▶ [WHAT NEEDS TO BE DONE]: List all the lines in these records that hold "title".
Start of DATASET ENTRIES
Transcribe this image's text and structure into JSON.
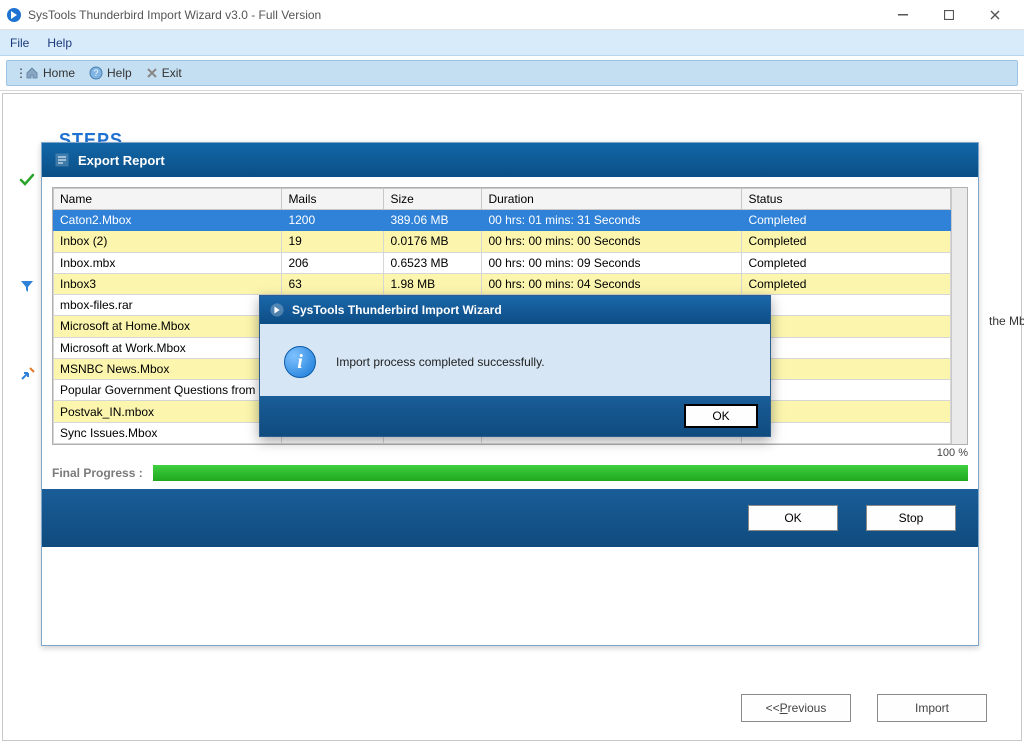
{
  "window": {
    "title": "SysTools Thunderbird Import Wizard v3.0 - Full Version"
  },
  "menubar": {
    "file": "File",
    "help": "Help"
  },
  "toolbar": {
    "home": "Home",
    "help": "Help",
    "exit": "Exit"
  },
  "steps_heading": "STEPS",
  "side_hint": "the Mbox",
  "report": {
    "title": "Export Report",
    "columns": {
      "name": "Name",
      "mails": "Mails",
      "size": "Size",
      "duration": "Duration",
      "status": "Status"
    },
    "rows": [
      {
        "name": "Caton2.Mbox",
        "mails": "1200",
        "size": "389.06 MB",
        "duration": "00 hrs: 01 mins: 31 Seconds",
        "status": "Completed",
        "sel": true
      },
      {
        "name": "Inbox (2)",
        "mails": "19",
        "size": "0.0176 MB",
        "duration": "00 hrs: 00 mins: 00 Seconds",
        "status": "Completed"
      },
      {
        "name": "Inbox.mbx",
        "mails": "206",
        "size": "0.6523 MB",
        "duration": "00 hrs: 00 mins: 09 Seconds",
        "status": "Completed"
      },
      {
        "name": "Inbox3",
        "mails": "63",
        "size": "1.98 MB",
        "duration": "00 hrs: 00 mins: 04 Seconds",
        "status": "Completed"
      },
      {
        "name": "mbox-files.rar",
        "mails": "",
        "size": "",
        "duration": "",
        "status": "eted"
      },
      {
        "name": "Microsoft at Home.Mbox",
        "mails": "",
        "size": "",
        "duration": "",
        "status": "eted"
      },
      {
        "name": "Microsoft at Work.Mbox",
        "mails": "",
        "size": "",
        "duration": "",
        "status": "eted"
      },
      {
        "name": "MSNBC News.Mbox",
        "mails": "",
        "size": "",
        "duration": "",
        "status": "eted"
      },
      {
        "name": "Popular Government Questions from US",
        "mails": "",
        "size": "",
        "duration": "",
        "status": "eted"
      },
      {
        "name": "Postvak_IN.mbox",
        "mails": "",
        "size": "",
        "duration": "",
        "status": "eted"
      },
      {
        "name": "Sync Issues.Mbox",
        "mails": "",
        "size": "",
        "duration": "",
        "status": ""
      }
    ],
    "progress_label": "Final Progress :",
    "progress_pct": "100 %",
    "ok": "OK",
    "stop": "Stop"
  },
  "dialog": {
    "title": "SysTools Thunderbird Import Wizard",
    "message": "Import process completed successfully.",
    "ok": "OK"
  },
  "nav": {
    "previous": "<<Previous",
    "import": "Import"
  },
  "colors": {
    "accent": "#1266a8",
    "row_alt": "#fbf5ae",
    "row_sel": "#2f82d8"
  }
}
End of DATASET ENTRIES
▶ [EXERCISE OUTPUT]:
    "title": "SysTools Thunderbird Import Wizard v3.0 - Full Version"
    "title": "Export Report",
    "title": "SysTools Thunderbird Import Wizard",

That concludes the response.